Abstract

Personalized web services strive to adapt their services (advertisements, news articles, etc.) to individual users by making use of both content and user information. Despite a few recent advances, this problem remains challenging for at least two reasons. First, web service is featured with dynamically changing pools of content, rendering traditional collaborative filtering methods inapplicable. Second, the scale of most web services of practical interest calls for solutions that are both fast in learning and computation. In this work, we model personalized recommendation of news articles as a contextual bandit problem, a principled approach in which a learning algorithm sequentially selects articles to serve users based on contextual information about the users and articles, while simultaneously adapting its article-selection strategy based on user-click feedback to maximize total user clicks.
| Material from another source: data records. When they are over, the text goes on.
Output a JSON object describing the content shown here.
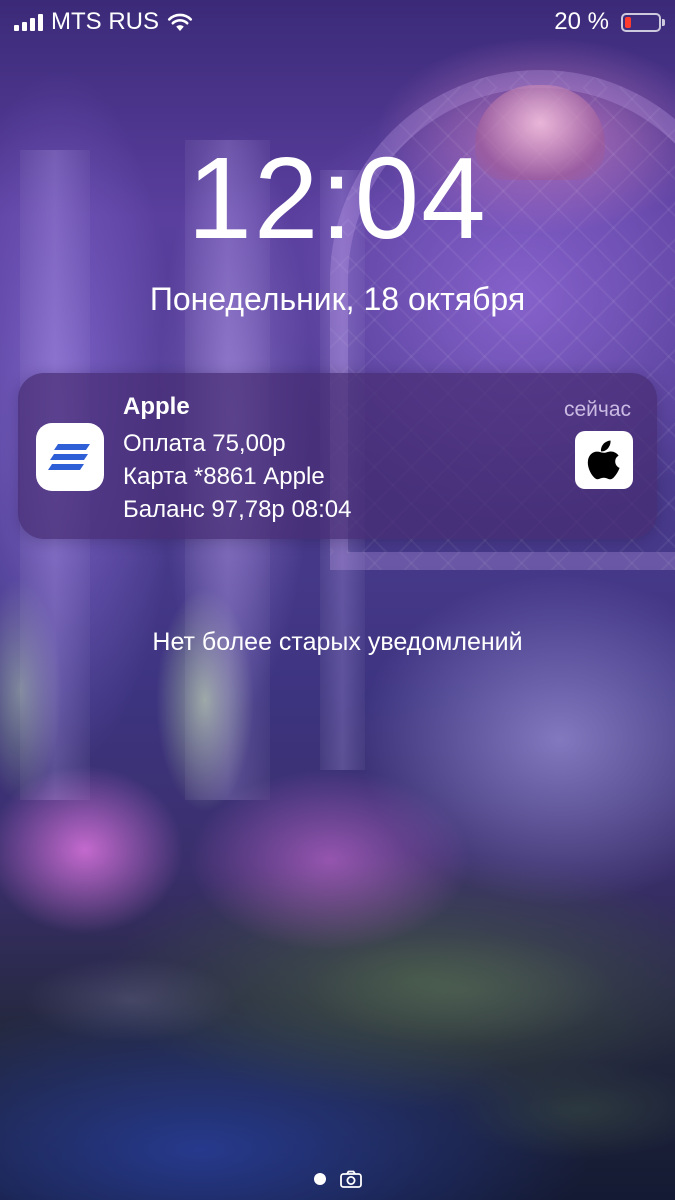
{
  "status_bar": {
    "carrier": "MTS RUS",
    "battery_percent_text": "20 %",
    "battery_level": 0.2,
    "battery_fill_color": "#ff3b30",
    "signal_icon": "signal-bars-icon",
    "wifi_icon": "wifi-icon"
  },
  "lock_screen": {
    "time": "12:04",
    "date": "Понедельник, 18 октября"
  },
  "notification": {
    "app_name": "Apple",
    "timestamp": "сейчас",
    "lines": [
      "Оплата 75,00р",
      "Карта *8861 Apple",
      "Баланс 97,78р 08:04"
    ],
    "app_icon": "bank-app-icon",
    "app_icon_color": "#2f5fd6",
    "attachment_icon": "apple-logo-icon"
  },
  "footer_message": "Нет более старых уведомлений",
  "page_indicator": {
    "dot_icon": "page-dot-icon",
    "camera_icon": "camera-icon"
  }
}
The contributions of this work are three-fold. First, we propose a new, general contextual bandit algorithm that is computationally efficient and well motivated from learning theory. Second, we argue that any bandit algorithm can be reliably evaluated offline using previously recorded random traffic. Finally, using this offline evaluation method, we successfully applied our new algorithm to a Yahoo! Front Page Today Module dataset containing over 33 million events. Results showed a 12.5% click lift compared to a standard context-free bandit algorithm, and the advantage becomes even greater when data gets more scarce.